So I wrote some more songs. I didn’t stop with the bunch I came up with in 2015; I’ve continued on in 2016. More cities, more narrators, more observations about America. For instance, we went to spring training in Arizona and caught the Giants at Scottsdale Stadium, and a few days later I woke up with a chorus. Then I came up with another Valley of the Sun song, and Phoenix reminded me a bit of Las Vegas, so I got song number three out of the trip. Last week I fitted an old tag line to a new poem about Columbus, Ohio. It goes on: on Easter morning, I stumbled into a hook about a chocolate rabbit that inflated rapidly, as these things sometimes do, to the size of a song. A terrible song, probably; apologies to the bunny.
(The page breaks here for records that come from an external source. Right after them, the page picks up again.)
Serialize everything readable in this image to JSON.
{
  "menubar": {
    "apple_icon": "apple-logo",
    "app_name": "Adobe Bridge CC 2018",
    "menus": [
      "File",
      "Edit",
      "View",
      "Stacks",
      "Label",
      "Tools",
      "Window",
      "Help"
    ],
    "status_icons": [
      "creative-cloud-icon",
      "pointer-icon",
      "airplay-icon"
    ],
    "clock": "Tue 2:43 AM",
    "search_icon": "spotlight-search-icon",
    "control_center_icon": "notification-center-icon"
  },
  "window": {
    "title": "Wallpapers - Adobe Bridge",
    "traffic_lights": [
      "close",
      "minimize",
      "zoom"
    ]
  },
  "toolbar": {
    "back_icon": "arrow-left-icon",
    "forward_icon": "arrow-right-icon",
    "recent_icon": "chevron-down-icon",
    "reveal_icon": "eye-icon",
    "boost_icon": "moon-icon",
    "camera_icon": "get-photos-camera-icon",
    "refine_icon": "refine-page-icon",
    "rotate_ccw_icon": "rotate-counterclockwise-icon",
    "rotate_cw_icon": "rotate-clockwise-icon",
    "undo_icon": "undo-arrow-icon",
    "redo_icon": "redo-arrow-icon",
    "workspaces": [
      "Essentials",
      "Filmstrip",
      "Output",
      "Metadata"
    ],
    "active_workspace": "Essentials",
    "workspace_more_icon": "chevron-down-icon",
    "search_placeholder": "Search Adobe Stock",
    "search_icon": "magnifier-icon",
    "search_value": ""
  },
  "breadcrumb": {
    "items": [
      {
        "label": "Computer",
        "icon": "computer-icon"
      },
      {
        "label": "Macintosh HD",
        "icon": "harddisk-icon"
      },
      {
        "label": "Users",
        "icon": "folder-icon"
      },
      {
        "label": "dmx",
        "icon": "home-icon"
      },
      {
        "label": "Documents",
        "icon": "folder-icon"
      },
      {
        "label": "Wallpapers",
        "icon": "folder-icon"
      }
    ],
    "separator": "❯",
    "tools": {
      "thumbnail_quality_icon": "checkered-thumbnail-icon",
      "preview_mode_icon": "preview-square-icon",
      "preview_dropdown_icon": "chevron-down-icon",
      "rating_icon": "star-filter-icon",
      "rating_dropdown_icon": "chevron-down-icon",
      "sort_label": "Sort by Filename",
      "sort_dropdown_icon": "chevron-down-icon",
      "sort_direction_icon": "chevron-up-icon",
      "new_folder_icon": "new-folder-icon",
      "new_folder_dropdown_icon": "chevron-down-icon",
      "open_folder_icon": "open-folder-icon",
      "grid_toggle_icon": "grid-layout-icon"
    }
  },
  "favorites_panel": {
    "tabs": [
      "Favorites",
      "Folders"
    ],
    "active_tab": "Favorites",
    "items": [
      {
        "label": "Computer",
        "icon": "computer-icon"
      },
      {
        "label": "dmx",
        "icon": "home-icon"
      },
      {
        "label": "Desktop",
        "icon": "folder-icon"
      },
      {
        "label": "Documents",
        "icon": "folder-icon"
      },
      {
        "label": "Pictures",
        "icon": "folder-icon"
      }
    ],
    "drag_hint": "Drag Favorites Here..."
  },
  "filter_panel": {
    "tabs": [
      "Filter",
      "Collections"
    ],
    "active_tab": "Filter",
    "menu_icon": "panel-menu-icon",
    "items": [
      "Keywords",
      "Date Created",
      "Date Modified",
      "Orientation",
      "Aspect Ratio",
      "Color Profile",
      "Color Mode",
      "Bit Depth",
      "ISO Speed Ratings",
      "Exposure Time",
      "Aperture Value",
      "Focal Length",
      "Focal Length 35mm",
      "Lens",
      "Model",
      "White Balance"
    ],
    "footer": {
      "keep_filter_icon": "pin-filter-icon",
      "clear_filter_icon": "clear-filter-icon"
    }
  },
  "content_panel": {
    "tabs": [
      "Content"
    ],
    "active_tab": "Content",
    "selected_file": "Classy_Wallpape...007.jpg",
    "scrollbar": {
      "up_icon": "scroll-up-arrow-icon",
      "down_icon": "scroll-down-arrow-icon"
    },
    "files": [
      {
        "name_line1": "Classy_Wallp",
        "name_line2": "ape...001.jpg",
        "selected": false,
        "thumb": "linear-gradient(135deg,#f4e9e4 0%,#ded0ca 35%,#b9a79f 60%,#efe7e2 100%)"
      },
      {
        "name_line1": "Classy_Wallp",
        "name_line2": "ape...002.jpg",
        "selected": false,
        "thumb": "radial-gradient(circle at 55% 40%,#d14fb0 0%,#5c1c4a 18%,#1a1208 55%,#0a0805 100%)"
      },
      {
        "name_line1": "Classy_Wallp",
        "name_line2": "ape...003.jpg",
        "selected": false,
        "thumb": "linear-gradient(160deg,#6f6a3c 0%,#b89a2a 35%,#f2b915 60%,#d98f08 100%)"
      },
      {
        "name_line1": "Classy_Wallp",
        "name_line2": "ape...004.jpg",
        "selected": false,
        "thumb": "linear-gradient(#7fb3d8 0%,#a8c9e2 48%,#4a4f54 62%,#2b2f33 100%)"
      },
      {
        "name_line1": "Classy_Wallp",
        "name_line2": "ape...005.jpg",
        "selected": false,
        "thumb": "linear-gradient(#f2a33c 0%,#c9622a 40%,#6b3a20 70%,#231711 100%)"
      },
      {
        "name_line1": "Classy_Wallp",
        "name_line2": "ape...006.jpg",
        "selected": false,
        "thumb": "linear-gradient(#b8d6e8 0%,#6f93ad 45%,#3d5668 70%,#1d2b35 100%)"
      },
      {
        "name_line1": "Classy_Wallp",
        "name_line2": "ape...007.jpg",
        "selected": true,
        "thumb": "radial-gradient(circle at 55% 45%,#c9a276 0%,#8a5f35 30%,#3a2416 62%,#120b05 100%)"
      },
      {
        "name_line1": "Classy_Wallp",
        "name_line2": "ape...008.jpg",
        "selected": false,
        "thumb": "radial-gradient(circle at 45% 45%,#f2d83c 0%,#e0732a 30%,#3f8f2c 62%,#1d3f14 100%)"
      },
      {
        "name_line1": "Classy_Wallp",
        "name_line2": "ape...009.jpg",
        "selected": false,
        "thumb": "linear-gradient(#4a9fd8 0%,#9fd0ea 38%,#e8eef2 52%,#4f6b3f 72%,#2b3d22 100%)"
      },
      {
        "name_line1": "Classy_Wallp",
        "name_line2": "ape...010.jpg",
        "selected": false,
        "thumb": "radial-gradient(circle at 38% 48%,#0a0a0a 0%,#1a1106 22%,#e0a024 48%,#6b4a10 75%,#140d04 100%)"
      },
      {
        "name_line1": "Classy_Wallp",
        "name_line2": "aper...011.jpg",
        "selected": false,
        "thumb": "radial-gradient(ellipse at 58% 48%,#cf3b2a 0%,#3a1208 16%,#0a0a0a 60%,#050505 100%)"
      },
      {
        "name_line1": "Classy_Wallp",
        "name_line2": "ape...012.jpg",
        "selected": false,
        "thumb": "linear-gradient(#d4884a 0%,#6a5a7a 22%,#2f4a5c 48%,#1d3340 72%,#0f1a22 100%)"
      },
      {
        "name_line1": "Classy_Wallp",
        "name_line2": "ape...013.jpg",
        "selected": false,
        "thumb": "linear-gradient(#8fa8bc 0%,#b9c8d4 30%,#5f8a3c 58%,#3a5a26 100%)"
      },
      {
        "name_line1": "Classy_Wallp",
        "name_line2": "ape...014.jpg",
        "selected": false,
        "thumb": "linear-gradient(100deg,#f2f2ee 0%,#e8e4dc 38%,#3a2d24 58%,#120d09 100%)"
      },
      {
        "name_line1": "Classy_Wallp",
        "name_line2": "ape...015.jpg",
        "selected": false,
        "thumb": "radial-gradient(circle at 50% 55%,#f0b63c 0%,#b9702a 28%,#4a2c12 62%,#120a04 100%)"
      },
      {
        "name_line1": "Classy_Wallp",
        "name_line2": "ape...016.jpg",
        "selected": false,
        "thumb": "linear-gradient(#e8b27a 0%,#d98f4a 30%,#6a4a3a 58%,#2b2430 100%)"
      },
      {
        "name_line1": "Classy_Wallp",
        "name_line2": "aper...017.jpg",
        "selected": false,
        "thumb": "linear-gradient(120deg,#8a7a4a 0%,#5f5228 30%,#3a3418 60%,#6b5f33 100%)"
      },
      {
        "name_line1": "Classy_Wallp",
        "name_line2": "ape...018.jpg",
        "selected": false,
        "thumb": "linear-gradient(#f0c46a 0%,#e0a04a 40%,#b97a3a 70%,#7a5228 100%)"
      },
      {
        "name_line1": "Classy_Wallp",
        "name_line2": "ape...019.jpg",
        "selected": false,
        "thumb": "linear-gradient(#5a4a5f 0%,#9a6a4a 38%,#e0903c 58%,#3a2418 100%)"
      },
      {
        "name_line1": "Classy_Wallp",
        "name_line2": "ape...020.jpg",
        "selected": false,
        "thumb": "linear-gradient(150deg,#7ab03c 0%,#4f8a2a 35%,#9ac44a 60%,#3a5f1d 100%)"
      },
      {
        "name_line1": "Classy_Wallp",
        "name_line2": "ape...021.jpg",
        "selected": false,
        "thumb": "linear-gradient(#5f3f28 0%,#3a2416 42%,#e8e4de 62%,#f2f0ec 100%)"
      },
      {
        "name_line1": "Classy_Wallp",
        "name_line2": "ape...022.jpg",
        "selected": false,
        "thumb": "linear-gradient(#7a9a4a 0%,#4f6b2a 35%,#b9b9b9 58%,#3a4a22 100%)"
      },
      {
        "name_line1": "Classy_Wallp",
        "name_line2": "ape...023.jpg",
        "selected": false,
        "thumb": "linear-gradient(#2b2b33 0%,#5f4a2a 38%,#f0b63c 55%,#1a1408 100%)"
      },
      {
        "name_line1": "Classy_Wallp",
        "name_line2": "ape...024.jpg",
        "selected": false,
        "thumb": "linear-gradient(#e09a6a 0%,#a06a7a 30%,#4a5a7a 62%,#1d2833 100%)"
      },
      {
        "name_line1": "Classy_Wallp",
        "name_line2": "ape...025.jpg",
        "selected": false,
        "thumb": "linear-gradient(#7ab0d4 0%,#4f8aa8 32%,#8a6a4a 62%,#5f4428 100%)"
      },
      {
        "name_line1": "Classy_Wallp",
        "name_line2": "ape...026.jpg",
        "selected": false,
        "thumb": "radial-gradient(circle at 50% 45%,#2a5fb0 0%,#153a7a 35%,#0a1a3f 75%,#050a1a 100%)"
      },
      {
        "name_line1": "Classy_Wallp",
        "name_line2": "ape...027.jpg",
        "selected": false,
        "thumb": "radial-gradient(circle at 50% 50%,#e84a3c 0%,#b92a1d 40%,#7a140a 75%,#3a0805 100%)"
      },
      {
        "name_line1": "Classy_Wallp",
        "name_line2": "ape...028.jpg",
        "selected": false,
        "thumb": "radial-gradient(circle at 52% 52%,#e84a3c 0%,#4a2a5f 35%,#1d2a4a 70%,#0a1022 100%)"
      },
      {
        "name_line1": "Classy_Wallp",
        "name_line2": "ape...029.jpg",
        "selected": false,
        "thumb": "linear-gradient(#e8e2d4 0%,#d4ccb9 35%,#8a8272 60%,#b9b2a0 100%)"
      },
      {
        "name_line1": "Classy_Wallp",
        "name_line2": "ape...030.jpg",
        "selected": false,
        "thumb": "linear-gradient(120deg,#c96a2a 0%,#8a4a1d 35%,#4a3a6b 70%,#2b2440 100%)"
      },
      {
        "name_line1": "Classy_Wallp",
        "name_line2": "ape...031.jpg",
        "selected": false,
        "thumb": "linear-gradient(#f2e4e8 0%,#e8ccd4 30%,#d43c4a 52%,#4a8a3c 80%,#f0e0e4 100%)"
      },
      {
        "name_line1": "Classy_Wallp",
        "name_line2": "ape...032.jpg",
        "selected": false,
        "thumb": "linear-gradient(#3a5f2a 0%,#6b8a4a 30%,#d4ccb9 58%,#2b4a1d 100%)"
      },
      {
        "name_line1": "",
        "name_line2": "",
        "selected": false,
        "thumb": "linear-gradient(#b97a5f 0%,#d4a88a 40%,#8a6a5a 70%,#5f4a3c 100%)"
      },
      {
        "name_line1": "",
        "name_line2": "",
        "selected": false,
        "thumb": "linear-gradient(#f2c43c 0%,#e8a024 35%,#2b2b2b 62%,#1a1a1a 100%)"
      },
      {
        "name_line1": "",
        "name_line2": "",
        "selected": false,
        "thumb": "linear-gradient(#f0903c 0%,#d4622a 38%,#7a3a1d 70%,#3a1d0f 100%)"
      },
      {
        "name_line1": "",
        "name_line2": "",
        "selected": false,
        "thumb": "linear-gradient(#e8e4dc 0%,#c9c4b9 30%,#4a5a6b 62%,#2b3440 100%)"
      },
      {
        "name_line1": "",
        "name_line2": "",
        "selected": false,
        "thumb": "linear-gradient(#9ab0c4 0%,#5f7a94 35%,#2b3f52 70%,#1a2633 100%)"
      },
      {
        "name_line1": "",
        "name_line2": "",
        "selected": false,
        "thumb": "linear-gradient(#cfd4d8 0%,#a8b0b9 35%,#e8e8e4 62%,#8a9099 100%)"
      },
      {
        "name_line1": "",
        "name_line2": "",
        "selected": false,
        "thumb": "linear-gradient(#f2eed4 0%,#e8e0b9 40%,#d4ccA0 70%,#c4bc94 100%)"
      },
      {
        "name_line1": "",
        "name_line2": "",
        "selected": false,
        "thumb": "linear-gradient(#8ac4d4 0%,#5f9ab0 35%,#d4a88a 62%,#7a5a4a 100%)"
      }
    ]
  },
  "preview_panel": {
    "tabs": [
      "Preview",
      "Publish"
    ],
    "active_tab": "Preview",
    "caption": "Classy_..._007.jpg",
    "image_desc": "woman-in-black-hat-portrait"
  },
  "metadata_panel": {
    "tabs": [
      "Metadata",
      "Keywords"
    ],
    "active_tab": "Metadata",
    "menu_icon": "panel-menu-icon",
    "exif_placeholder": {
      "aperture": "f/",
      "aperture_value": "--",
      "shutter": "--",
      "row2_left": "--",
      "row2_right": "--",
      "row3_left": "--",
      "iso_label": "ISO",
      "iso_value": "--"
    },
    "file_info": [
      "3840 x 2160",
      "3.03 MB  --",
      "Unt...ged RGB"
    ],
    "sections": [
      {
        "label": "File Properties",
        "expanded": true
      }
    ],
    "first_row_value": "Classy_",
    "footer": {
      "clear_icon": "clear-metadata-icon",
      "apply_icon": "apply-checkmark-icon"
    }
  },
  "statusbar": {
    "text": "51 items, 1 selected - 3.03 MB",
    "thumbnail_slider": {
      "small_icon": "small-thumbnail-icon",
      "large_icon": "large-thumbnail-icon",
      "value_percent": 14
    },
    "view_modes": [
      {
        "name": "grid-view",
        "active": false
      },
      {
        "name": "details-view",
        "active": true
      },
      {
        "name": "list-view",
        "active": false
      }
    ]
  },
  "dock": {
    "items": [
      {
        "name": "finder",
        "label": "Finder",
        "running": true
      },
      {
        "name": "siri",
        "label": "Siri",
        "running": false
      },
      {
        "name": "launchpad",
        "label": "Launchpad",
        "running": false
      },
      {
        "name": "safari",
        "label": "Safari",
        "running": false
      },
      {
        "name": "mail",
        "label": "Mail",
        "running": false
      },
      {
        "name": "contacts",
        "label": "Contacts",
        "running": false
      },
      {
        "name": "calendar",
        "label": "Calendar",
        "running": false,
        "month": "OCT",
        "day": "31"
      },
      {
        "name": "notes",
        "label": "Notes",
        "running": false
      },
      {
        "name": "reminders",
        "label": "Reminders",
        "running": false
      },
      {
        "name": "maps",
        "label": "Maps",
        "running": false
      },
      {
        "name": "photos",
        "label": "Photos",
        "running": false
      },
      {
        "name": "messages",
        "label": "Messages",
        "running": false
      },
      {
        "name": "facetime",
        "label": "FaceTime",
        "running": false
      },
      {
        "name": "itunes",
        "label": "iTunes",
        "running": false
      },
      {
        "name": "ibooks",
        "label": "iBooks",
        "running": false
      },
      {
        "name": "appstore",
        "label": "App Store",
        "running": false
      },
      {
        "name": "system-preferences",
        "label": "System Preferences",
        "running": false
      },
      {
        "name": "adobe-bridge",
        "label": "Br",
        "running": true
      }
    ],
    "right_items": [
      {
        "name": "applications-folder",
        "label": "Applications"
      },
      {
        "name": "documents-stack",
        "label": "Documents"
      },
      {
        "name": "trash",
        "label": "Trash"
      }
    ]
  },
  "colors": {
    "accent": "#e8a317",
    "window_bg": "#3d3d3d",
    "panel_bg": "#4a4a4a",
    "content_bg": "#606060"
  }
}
And that is the problem, to be frank: I don’t know which of these ideas are worth pursuing and which are just bad leads. Some of my songwriting inspirations — Tennant and Lowe, for instance, or Van the Man — were able to release song after song and maintain a high level of quality. I’m… pretty sure that’s not me. In retrospect, it’s easy to see which of my compositions were mediocre (too many) and which were good enough to make public. Unfortunately for me, it’s always a long ride to Retrospect. When I’m coming up with a new one — these Arizona songs, for instance — I always imagine that they’re the best, most exciting songs ever written, and that I’m going to perform them and the crowd at the rock club will go wild. This is as true for the stinkers as it is for the ones that actually deserve to go into the repertoire, so by now, I should rule myself out as a decent arbiter of the quality of my own work.
Noel Gallagher (there’s that guy again) once said something to this effect: if you come up with a song at night, sleep on it, and if you don’t remember how it goes in the morning, by this sign you’ll know that it wasn’t so hot. This is sensible advice, even if it does feel overly solicitous of the radio gods. Yet there’s a big part of me that rejects it outright. Many of the best songs on any album aren’t immediately recognizable as such. They don’t come up with a smile and shake your hand; they tap your shoulder and wait, coyly, to be noticed. One of my favorites of the new bunch is a song that I wrote when I was sick, and for a week afterward, I was pretty sure it was a throwaway piece of junk. If I hadn’t demoed it, I would have forgotten it. But I did, coughing and sneezing and cursing my need to always have a new one to send to my friends, and about a month later I realized that it was indispensable to the project. In fact, a line from that song is now prominently displayed on this page. That song is now so deeply embedded in my consciousness that it’s hard to imagine my musical life before I wrote it. If I’d followed Noel Gallagher’s guidance, it would have been vaporware.
An old bandmate who doubled as an astute critic of Tris McCall once told me that the longer I work on something, the more trouble I get into. It was this bandmate’s position that I did my best work when I was excited and confused and unsure about what I wanted to say, and once I figured it out, I’d start writing to serve the concept rather than the other way around. I’d get where I was going and then settle into a formula, and instead of discovery, I’d become a musical journalist, stamping out new tunes based on theoretical arguments I’d already settled with myself. This critique fit very well into this bandmate’s worldview. To be honest, it also fits well into mine. I took it to heart, and in the past, I’ve tried to be careful about it, and to switch things up and confuse myself once I feel like I’m getting complacent. But if this were true, these additional American Almanac songs would be crummy, or tired, or deadly formulaic, and I don’t believe they are. Maybe it’s the size of the subject that’s helping, or maybe America just makes me feel unsettled. Either way, I’m going to keep them coming until I run out of cities or my collaborators cry uncle. If I look back with total embarrassment on some of this stuff in five years, that won’t be a new experience for me. It’s unlikely that I’m now reaching the stage where every musical idea I come up with is worth following, but who knows?, maybe I’ve turned a corner. A fellow can hope. Maybe I’ve attained a baseline level of quality control, and they’re all pretty good now. Except for the one about the bunny. That one sucks.